5. Measurement Stage
What reports will you now use to track these new results?
What metrics will you be using?
Does the team know and understand these new metrics?
How often will you be checking these new metrics?
How will you communicate results?
6. Long-Term Success
Never stop following up. You may increase the time in between inspections, but the moment you stop inspecting, the team will no longer think this new process is important.
What the Dealership Did Wrong
The dealership I discussed at the beginning could have done a great deal to make sure its training stuck. Even if Stages 1 and 2 from my checklist were handled perfectly, the dealership’s lack of focus on actually implementing the sales training on the floor, and on following up, eventually would negatively effect employees. They would decide that listening to training videos was wasted time, and then friction would arise later as management expects new results.

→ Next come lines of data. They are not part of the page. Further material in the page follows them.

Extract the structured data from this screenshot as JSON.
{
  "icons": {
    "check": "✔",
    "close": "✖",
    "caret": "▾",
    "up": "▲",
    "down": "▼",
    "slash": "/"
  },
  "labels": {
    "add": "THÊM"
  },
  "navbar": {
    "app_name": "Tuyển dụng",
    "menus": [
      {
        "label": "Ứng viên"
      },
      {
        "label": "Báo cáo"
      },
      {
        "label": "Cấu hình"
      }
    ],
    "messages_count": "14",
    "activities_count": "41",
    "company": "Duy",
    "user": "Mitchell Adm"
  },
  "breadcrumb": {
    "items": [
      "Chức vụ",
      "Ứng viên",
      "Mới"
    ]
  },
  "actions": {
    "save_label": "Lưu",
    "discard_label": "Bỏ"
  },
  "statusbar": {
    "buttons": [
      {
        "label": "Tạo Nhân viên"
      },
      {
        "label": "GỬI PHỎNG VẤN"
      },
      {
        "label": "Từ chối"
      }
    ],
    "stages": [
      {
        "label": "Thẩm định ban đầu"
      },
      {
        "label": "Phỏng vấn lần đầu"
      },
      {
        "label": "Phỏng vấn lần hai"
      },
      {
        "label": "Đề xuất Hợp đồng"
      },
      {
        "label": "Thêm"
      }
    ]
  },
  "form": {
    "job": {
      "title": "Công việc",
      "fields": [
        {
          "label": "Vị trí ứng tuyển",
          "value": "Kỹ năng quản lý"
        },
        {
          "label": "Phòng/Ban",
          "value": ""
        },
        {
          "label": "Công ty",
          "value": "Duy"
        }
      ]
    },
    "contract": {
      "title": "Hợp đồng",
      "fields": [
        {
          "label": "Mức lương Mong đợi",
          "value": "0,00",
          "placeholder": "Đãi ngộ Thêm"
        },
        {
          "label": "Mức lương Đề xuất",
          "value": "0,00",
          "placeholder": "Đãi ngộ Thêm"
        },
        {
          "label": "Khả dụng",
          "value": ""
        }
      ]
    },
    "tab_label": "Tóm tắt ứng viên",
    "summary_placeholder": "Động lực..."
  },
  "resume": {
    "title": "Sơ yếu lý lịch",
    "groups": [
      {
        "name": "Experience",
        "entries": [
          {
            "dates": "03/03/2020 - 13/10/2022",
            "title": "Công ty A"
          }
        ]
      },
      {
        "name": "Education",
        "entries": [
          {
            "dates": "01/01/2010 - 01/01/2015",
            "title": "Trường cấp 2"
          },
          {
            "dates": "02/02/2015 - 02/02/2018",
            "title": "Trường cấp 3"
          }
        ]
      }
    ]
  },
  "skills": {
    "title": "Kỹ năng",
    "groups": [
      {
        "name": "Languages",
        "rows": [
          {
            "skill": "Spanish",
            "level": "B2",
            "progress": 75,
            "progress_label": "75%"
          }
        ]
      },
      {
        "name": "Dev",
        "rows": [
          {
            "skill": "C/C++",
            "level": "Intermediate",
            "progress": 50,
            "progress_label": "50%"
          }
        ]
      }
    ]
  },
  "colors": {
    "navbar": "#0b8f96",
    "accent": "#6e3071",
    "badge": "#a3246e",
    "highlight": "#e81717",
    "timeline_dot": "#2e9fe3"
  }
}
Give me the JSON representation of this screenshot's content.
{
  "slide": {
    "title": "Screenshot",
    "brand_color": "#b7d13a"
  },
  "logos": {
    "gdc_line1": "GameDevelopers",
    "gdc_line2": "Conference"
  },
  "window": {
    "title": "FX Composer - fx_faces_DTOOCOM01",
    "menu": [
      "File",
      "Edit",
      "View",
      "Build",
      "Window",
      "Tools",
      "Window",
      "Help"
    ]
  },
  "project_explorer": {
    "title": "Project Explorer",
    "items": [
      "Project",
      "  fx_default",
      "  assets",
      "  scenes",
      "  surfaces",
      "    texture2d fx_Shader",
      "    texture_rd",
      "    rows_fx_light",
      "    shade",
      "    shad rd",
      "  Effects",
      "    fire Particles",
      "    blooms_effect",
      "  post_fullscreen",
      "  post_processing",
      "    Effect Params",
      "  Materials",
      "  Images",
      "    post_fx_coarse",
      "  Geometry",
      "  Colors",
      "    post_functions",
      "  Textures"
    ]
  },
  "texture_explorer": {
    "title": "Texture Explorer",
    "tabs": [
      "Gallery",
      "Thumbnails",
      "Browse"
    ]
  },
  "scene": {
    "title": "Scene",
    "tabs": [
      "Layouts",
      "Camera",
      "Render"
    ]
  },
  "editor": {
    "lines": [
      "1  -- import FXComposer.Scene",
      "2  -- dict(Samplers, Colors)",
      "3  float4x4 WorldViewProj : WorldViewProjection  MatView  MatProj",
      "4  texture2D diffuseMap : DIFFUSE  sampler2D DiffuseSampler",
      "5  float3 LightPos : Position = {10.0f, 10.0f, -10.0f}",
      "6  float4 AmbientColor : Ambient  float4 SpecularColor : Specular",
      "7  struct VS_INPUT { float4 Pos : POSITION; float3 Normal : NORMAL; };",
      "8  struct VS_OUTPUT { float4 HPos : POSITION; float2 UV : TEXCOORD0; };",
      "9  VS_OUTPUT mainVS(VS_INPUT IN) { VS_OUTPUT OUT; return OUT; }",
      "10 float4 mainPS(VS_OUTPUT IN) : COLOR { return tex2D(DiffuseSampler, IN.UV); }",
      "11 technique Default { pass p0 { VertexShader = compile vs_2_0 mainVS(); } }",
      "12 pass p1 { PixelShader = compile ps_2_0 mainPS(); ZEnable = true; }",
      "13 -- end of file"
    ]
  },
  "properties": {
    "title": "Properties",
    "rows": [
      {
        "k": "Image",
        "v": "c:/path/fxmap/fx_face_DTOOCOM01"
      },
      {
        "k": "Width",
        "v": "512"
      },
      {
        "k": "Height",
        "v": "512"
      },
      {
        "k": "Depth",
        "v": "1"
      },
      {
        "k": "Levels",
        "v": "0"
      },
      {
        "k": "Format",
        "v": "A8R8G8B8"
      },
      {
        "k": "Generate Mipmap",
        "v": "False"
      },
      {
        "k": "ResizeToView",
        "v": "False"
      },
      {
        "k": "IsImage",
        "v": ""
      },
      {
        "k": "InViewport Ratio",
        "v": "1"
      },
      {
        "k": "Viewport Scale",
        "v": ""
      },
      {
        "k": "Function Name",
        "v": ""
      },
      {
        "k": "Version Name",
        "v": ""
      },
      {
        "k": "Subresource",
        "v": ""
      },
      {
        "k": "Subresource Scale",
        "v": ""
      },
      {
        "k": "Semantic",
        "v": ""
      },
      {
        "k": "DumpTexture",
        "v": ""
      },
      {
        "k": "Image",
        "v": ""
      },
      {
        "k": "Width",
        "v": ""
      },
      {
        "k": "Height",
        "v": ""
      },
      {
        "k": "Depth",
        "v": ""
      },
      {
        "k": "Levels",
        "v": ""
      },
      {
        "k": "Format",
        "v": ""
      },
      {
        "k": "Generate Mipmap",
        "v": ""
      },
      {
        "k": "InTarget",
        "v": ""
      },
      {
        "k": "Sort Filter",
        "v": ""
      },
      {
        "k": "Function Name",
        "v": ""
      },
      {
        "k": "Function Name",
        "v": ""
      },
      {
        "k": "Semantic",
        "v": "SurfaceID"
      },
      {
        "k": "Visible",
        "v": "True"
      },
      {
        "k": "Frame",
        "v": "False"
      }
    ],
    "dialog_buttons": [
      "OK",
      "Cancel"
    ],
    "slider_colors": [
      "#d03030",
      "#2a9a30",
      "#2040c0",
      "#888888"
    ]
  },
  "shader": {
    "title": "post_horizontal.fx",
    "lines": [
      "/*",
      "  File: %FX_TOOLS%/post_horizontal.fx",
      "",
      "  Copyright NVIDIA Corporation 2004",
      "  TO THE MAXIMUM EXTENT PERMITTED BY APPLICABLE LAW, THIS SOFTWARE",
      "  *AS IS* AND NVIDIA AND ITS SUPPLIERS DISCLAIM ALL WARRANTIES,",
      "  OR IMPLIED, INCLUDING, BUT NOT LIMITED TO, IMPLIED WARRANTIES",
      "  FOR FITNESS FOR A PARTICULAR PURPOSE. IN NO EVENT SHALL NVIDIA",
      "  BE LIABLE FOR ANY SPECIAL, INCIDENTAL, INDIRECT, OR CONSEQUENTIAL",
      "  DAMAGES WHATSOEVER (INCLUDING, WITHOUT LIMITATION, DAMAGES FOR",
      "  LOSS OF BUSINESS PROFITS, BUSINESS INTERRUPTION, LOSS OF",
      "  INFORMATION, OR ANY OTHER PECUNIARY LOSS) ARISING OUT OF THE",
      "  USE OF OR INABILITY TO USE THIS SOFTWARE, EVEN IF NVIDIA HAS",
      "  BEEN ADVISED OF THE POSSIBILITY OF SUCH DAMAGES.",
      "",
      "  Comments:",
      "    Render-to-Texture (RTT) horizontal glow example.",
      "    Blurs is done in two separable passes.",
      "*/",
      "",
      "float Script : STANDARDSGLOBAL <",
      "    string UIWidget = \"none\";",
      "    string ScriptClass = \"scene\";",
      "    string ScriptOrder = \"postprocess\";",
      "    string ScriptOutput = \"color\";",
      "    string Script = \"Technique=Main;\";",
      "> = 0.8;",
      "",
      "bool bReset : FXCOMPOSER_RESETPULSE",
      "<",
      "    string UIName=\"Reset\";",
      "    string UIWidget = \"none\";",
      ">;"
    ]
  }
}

In my opinion, the dealership’s managers failed. One thing they could have done better to make the training stick was to get the team involved in the process of inserting changes into their daily routines. Employees need to be part of the solution — and the ones deciding which part of the training to implement first. People are more willing to attempt any change if they feel part of the decision process.
This implementation approach also would let the manager and trainer follow up on agreed-upon targets, as opposed to a different metric that could cause confusion or resentment. Too many times, an employee will work diligently on something he or she feels is important, only to be told it’s wasted time because the manager’s priority was different.
I am never one to tell dealers to stop investing in training. But, if you are not investing the necessary effort in implementation, then you are wasting money, time resources and potential customers.